The script, by Beers and Mathew Harawitz, offers a little less invention in this endless-repeat scenario than it might have. But Karna's initially stone-faced performance grows more enjoyable as Rob embraces the fact that he can do what he wants at school, safe in the knowledge that there will be no consequences as soon as he does what teenage boys are best at—so long as he can find a private place for a few moments of self-abuse, he'll escape to a fresh day. He briefly becomes "the Douchey Lama," philosophically embracing a life without repercussions.

An early focus on getting things right in bed with Angela plays out halfheartedly, and Rob's eventual attempt to figure out why he's stuck in a loop in hopes of escaping it proceeds without real clues. Though viewers will draw their own conclusions about what Rob's priorities should be, the film doesn't really lead them gently in that direction. Findlay makes an appealing should-be romantic interest; Alan Tudyk, as a surprisingly emotional interviewer, goes broader than usual but gets many of the film's biggest laughs. Tech departments are fine if similarly unsubtle; though the direction has some clumsy moments, they evoke ’80s low-budget comedies in ways that may be intentional.
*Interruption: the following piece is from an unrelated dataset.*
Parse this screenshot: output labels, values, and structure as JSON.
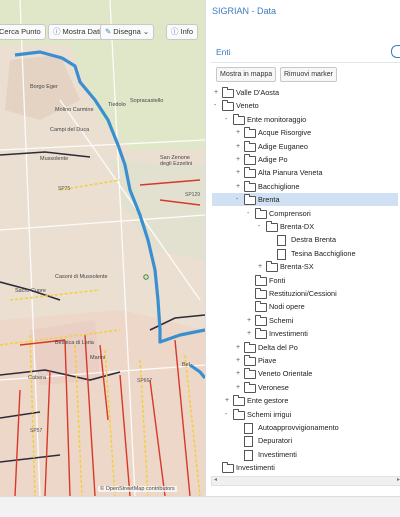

The Hollywood Reporter

Click here for cast & crew information.
Post a Comment
Asterisk (*) is a required field.
* Author: 
Rate This Article: (1=Bad, 5=Perfect)

*Comment:
 

More Specialty Releases

PK
Film Review: PK

An alien trying to return home tangles with religious authorities in a low-key Bollywood message drama. More »

A Small Section
Film Review: A Small Section of the World

Worthy but uninvolving documentary about the coffee-producing women of Costa Rica. More »

Sagrada
Film Review: Sagrada: The Mystery of Creation

The fabulous 130-year work-in-progress that is Barcelona's Sagrada Familia cathedral, as well as its crazy-brilliant originator, Antonio Gaudi, is the focus of this vividly informative documentary. More »

Inside the Mind of Leonardo
Film Review: Inside the Mind of Leonardo in 3D

Documentary-feature hybrid that offers unexpected insight into the world of Leonardo da Vinci, but nonetheless suffers from a heavy hand and pretentious sensibility. More »

ADVERTISEMENT



REVIEWS

Into the Woods
Film Review: Into the Woods

Over-scaled, too dark and only intermittently charming Sondheim musical adaptation does a disservice to a great cast and is often so noisy you can't even appreciate the music. More »

The H obbit: The Battle of the Five Armies
Film Review: The Hobbit: The Battle of the Five Armies

After rewriting the rules for modern fantasy cinema, for the better and worse, Peter Jackson’s six-film Tolkien saga slams, bangs and shudders to a long-overdue conclusion. More »

Player for the Film Journal International website.


ADVERTISEMENT



INDUSTRY GUIDES

» Blue Sheets
FJI's guide to upcoming movie releases, including films in production and development. Check back weekly for the latest additions.

» Distribution Guide
» Equipment Guide
» Exhibition Guide

ORDER A PRINT SUBSCRIPTION

Film Journal International

Subscribe to the monthly print edition of Film Journal International and get the full visual impact of this valuable resource for the cinema business.

» Click Here

SPONSORSHIP OPPORTUNITIES

Learn how to promote your company at the Film Expo Group events: ShowEast, CineEurope, and CineAsia.

» Click Here